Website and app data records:
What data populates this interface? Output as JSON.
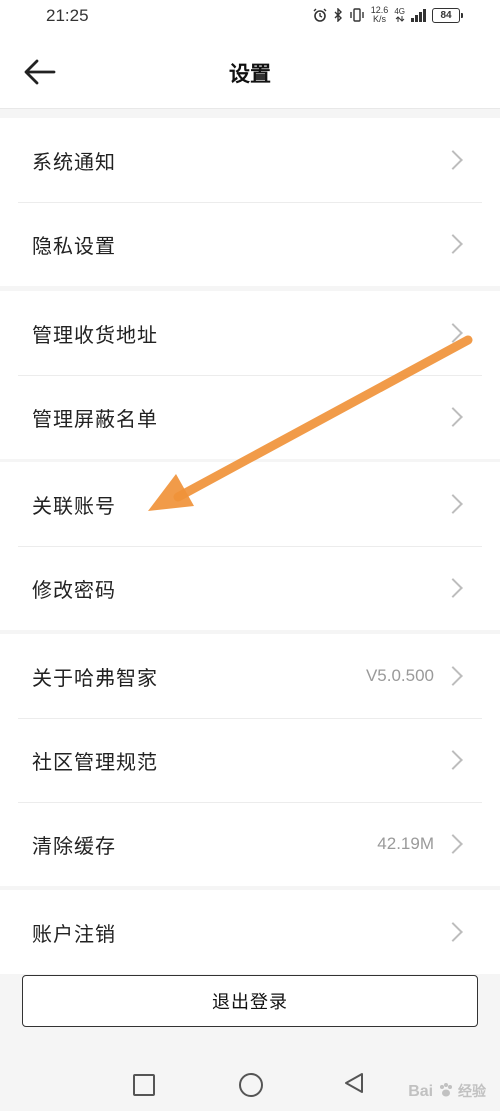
{
  "status_bar": {
    "time": "21:25",
    "speed_value": "12.6",
    "speed_unit": "K/s",
    "network_type": "4G",
    "battery": "84"
  },
  "header": {
    "title": "设置",
    "back_icon": "arrow-left-icon"
  },
  "groups": [
    {
      "items": [
        {
          "label": "系统通知",
          "value": ""
        },
        {
          "label": "隐私设置",
          "value": ""
        }
      ]
    },
    {
      "items": [
        {
          "label": "管理收货地址",
          "value": ""
        },
        {
          "label": "管理屏蔽名单",
          "value": ""
        }
      ]
    },
    {
      "items": [
        {
          "label": "关联账号",
          "value": ""
        },
        {
          "label": "修改密码",
          "value": ""
        }
      ]
    },
    {
      "items": [
        {
          "label": "关于哈弗智家",
          "value": "V5.0.500"
        },
        {
          "label": "社区管理规范",
          "value": ""
        },
        {
          "label": "清除缓存",
          "value": "42.19M"
        }
      ]
    },
    {
      "items": [
        {
          "label": "账户注销",
          "value": ""
        }
      ]
    }
  ],
  "logout_label": "退出登录",
  "nav_bar": {
    "recents_icon": "square-icon",
    "home_icon": "circle-icon",
    "back_icon": "triangle-back-icon"
  },
  "watermark": {
    "brand": "Bai",
    "suffix": "经验"
  },
  "colors": {
    "annotation_arrow": "#f0933a",
    "background": "#f5f5f5",
    "chevron": "#bdbdbd",
    "value_text": "#9a9a9a"
  }
}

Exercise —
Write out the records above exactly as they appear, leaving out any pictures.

Written solution —
What data populates this interface? Output as JSON.
{
  "status_bar": {
    "time": "21:25",
    "speed_value": "12.6",
    "speed_unit": "K/s",
    "network_type": "4G",
    "battery": "84"
  },
  "header": {
    "title": "设置",
    "back_icon": "arrow-left-icon"
  },
  "groups": [
    {
      "items": [
        {
          "label": "系统通知",
          "value": ""
        },
        {
          "label": "隐私设置",
          "value": ""
        }
      ]
    },
    {
      "items": [
        {
          "label": "管理收货地址",
          "value": ""
        },
        {
          "label": "管理屏蔽名单",
          "value": ""
        }
      ]
    },
    {
      "items": [
        {
          "label": "关联账号",
          "value": ""
        },
        {
          "label": "修改密码",
          "value": ""
        }
      ]
    },
    {
      "items": [
        {
          "label": "关于哈弗智家",
          "value": "V5.0.500"
        },
        {
          "label": "社区管理规范",
          "value": ""
        },
        {
          "label": "清除缓存",
          "value": "42.19M"
        }
      ]
    },
    {
      "items": [
        {
          "label": "账户注销",
          "value": ""
        }
      ]
    }
  ],
  "logout_label": "退出登录",
  "nav_bar": {
    "recents_icon": "square-icon",
    "home_icon": "circle-icon",
    "back_icon": "triangle-back-icon"
  },
  "watermark": {
    "brand": "Bai",
    "suffix": "经验"
  },
  "colors": {
    "annotation_arrow": "#f0933a",
    "background": "#f5f5f5",
    "chevron": "#bdbdbd",
    "value_text": "#9a9a9a"
  }
}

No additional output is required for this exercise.